So having told you about different cells, what they are used in and how they are used and how they are charged you should have some understanding that why we could change out one battery type for another there are situations where the purpose or intended use of the battery, battery suitability, or ability to control charge or the device is required. These all constitute what is very loosely referred to as a management system. It’s sometimes using creative marketing referred to as a battery monitoring system but rarely is the monitoring system able to control the device. These are actually Passive Monitoring Systems, or when we change out passive for Battery we get a BMS Battery Monitoring System but not a Battery Management System.  And in the case of Toys the management is done on the charging only by the charger and not a management system at all. This is where the Operating System of the smart phone or an Active Management System differs and is an expensive piece of hardware or development commonly overlooked in the modern day when considering a chemistry change from say Lead Acid batteries (Wet, AGM, Gel, Calcium or Maintenance Free) to something like a Lithium Based Secondary cells.

When considering a change of chemistry in a Motor vehicle, Generator, Motorcycle you must ask if the alternator could control the voltage correctly to safely charge a Lithium battery. The answer is no. But seeing the depth of discharge is so light (only 3% of the batteries energy is needed to start a vehicle) a relatively stable low voltage will not overcharge a battery and it will recharge in time to be used again the next day.
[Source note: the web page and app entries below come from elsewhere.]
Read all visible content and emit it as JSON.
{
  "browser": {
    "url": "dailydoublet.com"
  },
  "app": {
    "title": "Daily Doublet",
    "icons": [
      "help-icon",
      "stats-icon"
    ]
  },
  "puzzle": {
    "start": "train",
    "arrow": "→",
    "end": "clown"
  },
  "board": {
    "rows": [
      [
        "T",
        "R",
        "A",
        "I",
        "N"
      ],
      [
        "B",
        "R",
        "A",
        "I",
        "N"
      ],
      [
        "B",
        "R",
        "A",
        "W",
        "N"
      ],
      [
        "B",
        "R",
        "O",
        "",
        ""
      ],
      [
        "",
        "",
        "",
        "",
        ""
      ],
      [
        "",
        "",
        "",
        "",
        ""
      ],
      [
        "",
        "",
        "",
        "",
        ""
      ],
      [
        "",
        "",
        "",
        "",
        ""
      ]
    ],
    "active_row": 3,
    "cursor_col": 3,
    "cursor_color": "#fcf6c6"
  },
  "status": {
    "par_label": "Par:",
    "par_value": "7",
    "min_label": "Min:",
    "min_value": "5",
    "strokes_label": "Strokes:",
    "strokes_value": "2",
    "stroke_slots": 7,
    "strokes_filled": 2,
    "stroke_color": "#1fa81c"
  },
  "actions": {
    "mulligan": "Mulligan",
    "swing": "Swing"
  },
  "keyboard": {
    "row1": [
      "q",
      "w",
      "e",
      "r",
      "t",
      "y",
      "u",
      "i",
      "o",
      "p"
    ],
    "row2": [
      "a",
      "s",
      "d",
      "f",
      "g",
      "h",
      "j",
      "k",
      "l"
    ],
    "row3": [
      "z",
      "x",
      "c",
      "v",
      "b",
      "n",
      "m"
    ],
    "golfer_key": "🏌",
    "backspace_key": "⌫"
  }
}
When considering a change of chemistry in an application that discharges a lot of the batteries energy each time it’s used the issues multiply exponentially where increased voltages are required to recharge in reasonable time frames. Increased current is needed to replace depleted energy. Voltage imbalances between cells and even temperature needs controlling of the environment and the battery cells themselves.

A common example would be use in a Motor home or Marine House/secondary Battery Bank scenario; These are some of the questions commonly asked.

Are these secondary cells available globally? Yes.

Are they available in capacities above 5 Ampere hour like used in Cordless Drills? Yes

Are these larger cells suitable for use in bigger applications like reserve power? Yes and they are made like larger Lead Acid equivalents where rather than parallel connecting lots of small cells they are made with bigger plates holding more capacity so you can get up to 3000 Ampere Hour cells but they require an appropriately sized Active Battery Management Systems. Lead acid batteries have had 2 volt 2700 Ampere Hour cells available for 30 years plus also but they are used and installed by professionals in controlled environments in specific applications for power companies or cruise liners. But Lead Acid batteries charge very differently to Lithium. Lead Acid in comparison is considered very safe and reliable with battery banks lasting 15-20 years on average all over the world.

Can they replace and perform like Lead Acid equivalents? Yes. But discharge or recharge rates need considering for suitability of application. Cycle life needs consideration, size and dimensions differ and the batteries have exposed terminal connections unlike Lead Acid so other considerations to safety and installation are required. An Active Battery Management System is a must which isn’t commonly available off the shelf and those that are have little or no local support other than email.


Keeping in mind a 5 Ampere Hour Battery Management System and batteries fits in the palm of your hand and that the charger is typically on 5 Amps (to achieve a 1 hour recharge time) and costs approx $250 Retail. How big would a 400 Ampere Hour battery bank and Active Battery Management System have to be with a 100 Amp charger attached to it via the alternator of your vehicle or 30 Amps from solar panels. And what would the cost of a system capable of isolating charging or discharging devices without side effects to your vehicle not running or all your equipment being shut down instantly?